Manslaughter charges on Sanofi over epilepsy drug Depakine
Depakine is prescribed in more than 100 countries
Sanofi Aventis France has been placed under formal investigation on charges of manslaughter over Depakine, an epilepsy drug that caused birth malfunctions and slow neurological development when taken during pregnancy.
The company denied the charges and is challenging the merits of the investigation, it said in a written statement to Reuters.
“All these elements do not in any way prejudge the responsibility of the company,” Sanofi Aventis France said.
The company said it had respected all its obligations regarding the information provided on Depakine.
In France, being put under formal investigation means that a dedicated investigative judge considers the case is serious enough to warrant an investigation.
Sanofi has repeatedly said it has no intention to compensate or take part in a state-backed compensation mechanism for Depakine.
Marine Martin, president of victims association APESAC, said on Twitter the new formal investigation was “a great victory” for the families she represents.
France’s social affairs inspection agency IGAS has estimated that between 2006 and 2014, 425 to 450 babies suffered congenital birth defects or were stillborn following exposure to Depakine.
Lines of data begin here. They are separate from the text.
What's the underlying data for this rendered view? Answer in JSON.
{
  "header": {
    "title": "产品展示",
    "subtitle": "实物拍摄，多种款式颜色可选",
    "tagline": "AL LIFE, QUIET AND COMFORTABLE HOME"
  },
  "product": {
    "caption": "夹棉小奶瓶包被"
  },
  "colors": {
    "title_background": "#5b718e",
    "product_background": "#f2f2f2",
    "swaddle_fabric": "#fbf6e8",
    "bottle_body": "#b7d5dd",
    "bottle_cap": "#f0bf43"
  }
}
Depakine, which lost its patent in 1998, is prescribed in more than 100 countries.
(With edits from EP News Bureau)